WHAT NEEDS TO BE DONE — Omitting all images, set down every line below exactly as it appears.

SOURCE DATA —

□ □ □

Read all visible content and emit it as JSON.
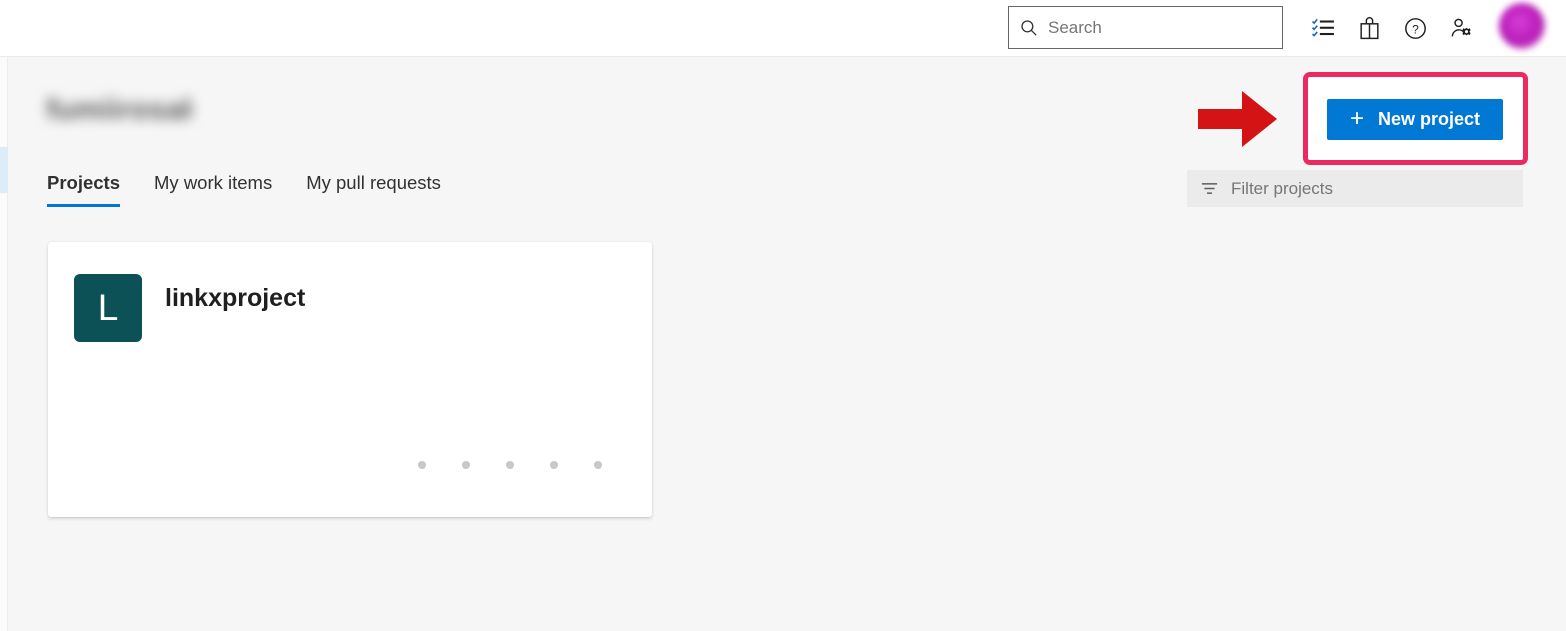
{
  "header": {
    "search": {
      "placeholder": "Search",
      "value": "",
      "icon": "search-icon"
    },
    "icons": [
      {
        "name": "checklist-icon",
        "label": "Work items"
      },
      {
        "name": "marketplace-bag-icon",
        "label": "Marketplace"
      },
      {
        "name": "help-circle-icon",
        "label": "Help"
      },
      {
        "name": "user-settings-icon",
        "label": "User settings"
      }
    ],
    "avatar": {
      "name": "user-avatar",
      "label": ""
    }
  },
  "page": {
    "org_title": "fumiirosaka",
    "tabs": [
      {
        "label": "Projects",
        "active": true
      },
      {
        "label": "My work items",
        "active": false
      },
      {
        "label": "My pull requests",
        "active": false
      }
    ],
    "new_project_button": {
      "label": "New project",
      "plus": "+"
    },
    "filter": {
      "placeholder": "Filter projects",
      "value": "",
      "icon": "filter-icon"
    }
  },
  "projects": [
    {
      "initial": "L",
      "name": "linkxproject",
      "avatar_color": "#0b5155",
      "dots": 5
    }
  ],
  "annotations": {
    "arrow": {
      "name": "red-arrow-annotation",
      "color": "#d41414",
      "direction": "right"
    },
    "highlight": {
      "name": "pink-highlight-annotation",
      "color": "#ec2a62",
      "target": "New project"
    }
  },
  "colors": {
    "accent_blue": "#0078d4",
    "page_background": "#f6f6f6",
    "header_background": "#ffffff",
    "card_background": "#ffffff",
    "project_avatar": "#0b5155",
    "annotation_red": "#d41414",
    "annotation_pink": "#ec2a62"
  }
}
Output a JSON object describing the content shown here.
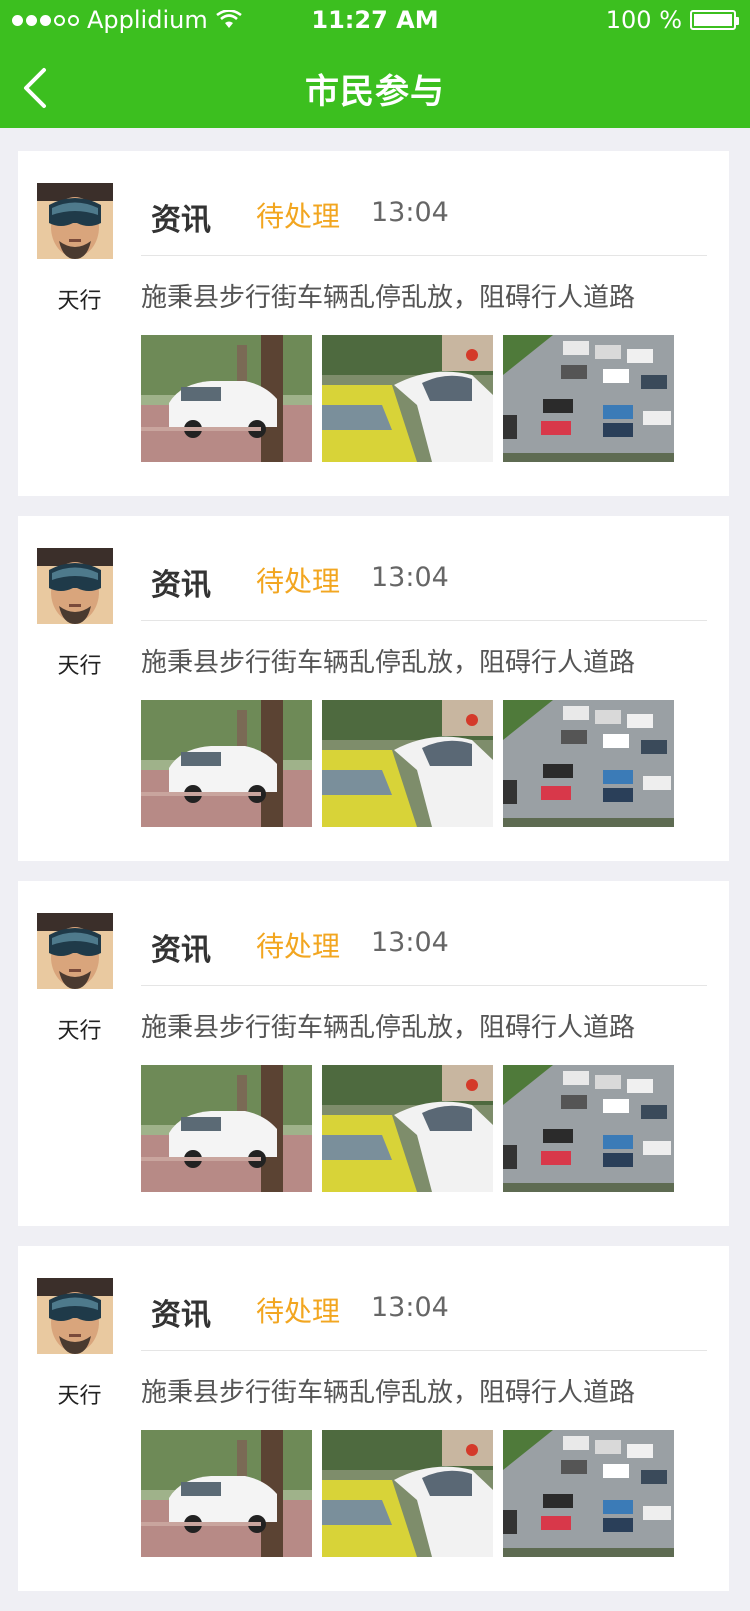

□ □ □

COMPLETED EXERCISE —
Read all visible content and emit it as JSON.
{
  "header": {
    "search": {
      "placeholder": "Search",
      "value": "",
      "icon": "search-icon"
    },
    "icons": [
      {
        "name": "checklist-icon",
        "label": "Work items"
      },
      {
        "name": "marketplace-bag-icon",
        "label": "Marketplace"
      },
      {
        "name": "help-circle-icon",
        "label": "Help"
      },
      {
        "name": "user-settings-icon",
        "label": "User settings"
      }
    ],
    "avatar": {
      "name": "user-avatar",
      "label": ""
    }
  },
  "page": {
    "org_title": "fumiirosaka",
    "tabs": [
      {
        "label": "Projects",
        "active": true
      },
      {
        "label": "My work items",
        "active": false
      },
      {
        "label": "My pull requests",
        "active": false
      }
    ],
    "new_project_button": {
      "label": "New project",
      "plus": "+"
    },
    "filter": {
      "placeholder": "Filter projects",
      "value": "",
      "icon": "filter-icon"
    }
  },
  "projects": [
    {
      "initial": "L",
      "name": "linkxproject",
      "avatar_color": "#0b5155",
      "dots": 5
    }
  ],
  "annotations": {
    "arrow": {
      "name": "red-arrow-annotation",
      "color": "#d41414",
      "direction": "right"
    },
    "highlight": {
      "name": "pink-highlight-annotation",
      "color": "#ec2a62",
      "target": "New project"
    }
  },
  "colors": {
    "accent_blue": "#0078d4",
    "page_background": "#f6f6f6",
    "header_background": "#ffffff",
    "card_background": "#ffffff",
    "project_avatar": "#0b5155",
    "annotation_red": "#d41414",
    "annotation_pink": "#ec2a62"
  }
}
Output a JSON object describing the content shown here.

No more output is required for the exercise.